New formulations of antiretroviral drugs that are more effective at treating HIV and have fewer side effects are poised to be rolled out imminently in Eswatini and globally. PrEP, a once-a-day pill to prevent HIV in those at-risk, is now available here. HIV self-testing allows one to test in the safety and privacy of one’s home and is certain to reach a broader swath of the population. These are just some of the ways we continue to improve and adapt our response.

Right now, we have the tools available that are needed to stop this epidemic. Full implementation of the national HIV plan with donor support is what we need to help people know their positive status, bring people onto treatment, bring those back into treatment who we have lost along the way, and prevent new infections.  If we stay on our current trajectory though, we may not get there.  One thing stands in our way: stigma. HIV-related stigma hurts the people of Eswatini. It is on all of us to destigmatize HIV. This includes getting tested for HIV, disclosing a positive HIV status, getting treated for HIV, and living with HIV.  Stigma and fear are standing in the way of many people knowing their HIV status, and many of those who do know but do not want to seek care and treatment, or have not returned to treatment.  Stigma makes us less effective at preventing new infections.
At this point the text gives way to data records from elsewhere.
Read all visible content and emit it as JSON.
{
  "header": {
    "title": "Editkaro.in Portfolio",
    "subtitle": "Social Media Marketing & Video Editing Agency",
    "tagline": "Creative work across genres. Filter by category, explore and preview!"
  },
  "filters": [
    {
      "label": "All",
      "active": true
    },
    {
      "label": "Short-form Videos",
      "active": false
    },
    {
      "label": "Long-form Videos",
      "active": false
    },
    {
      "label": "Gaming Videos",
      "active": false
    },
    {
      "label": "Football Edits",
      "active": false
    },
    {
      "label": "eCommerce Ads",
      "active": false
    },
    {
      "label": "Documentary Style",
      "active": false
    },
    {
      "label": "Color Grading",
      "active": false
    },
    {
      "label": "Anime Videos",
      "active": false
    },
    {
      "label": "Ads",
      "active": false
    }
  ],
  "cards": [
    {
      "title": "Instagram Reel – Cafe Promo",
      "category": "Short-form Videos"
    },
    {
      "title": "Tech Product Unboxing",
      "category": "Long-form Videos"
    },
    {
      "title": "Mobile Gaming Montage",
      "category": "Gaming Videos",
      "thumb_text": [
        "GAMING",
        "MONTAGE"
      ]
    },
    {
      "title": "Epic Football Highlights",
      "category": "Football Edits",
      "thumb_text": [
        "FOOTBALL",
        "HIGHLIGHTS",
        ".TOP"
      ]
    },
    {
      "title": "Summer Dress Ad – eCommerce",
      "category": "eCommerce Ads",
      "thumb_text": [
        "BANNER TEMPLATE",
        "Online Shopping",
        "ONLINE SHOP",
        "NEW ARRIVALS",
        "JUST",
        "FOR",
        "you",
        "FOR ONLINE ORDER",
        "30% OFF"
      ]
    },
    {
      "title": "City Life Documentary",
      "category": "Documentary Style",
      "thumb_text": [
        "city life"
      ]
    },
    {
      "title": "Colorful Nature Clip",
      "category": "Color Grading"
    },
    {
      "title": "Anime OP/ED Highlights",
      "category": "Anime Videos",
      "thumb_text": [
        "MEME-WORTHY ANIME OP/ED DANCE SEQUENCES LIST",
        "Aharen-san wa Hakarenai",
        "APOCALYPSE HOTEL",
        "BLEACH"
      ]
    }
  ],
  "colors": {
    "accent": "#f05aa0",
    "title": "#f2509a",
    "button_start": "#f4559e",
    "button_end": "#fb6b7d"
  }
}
What can we do?  Stop the silence.  There’s a saying that “what you permit, you promote.”   Whether you tested for HIV or you have HIV or if you love someone with HIV, share your experience. Don’t hide.

We need to make testing for HIV a normal and routine part of health care that demonstrates concern for your own health, and that of your partner’s or family’s wellbeing. Treatment saves lives.  We need to reach out and spread the word to those who were on treatment in the past and stopped. To those who are afraid to test, we need to let them know that whatever the result “it will be ok.”

In closing, I would like to recognize the government of the Kingdom of Eswatini for its unwavering commitment to control the HIV epidemic, and appreciate our work together to reach our 95-95-95 goals. Thank you to the implementing partners for their tireless work to support the program and people of Eswatini in preventing HIV and helping those with HIV to live long, productive lives. And I offer my deep gratitude and respect to the everyday heroes, either affected by or infected by HIV, who advocate for and inspire others, who offer a shoulder to lean on to a relative, friend or neighbour and who help reduce the stigma by talking about HIV. It is not an infection that defines us, but rather, it is our strength, courage and compassion to move forward and prosper in the face of adversity.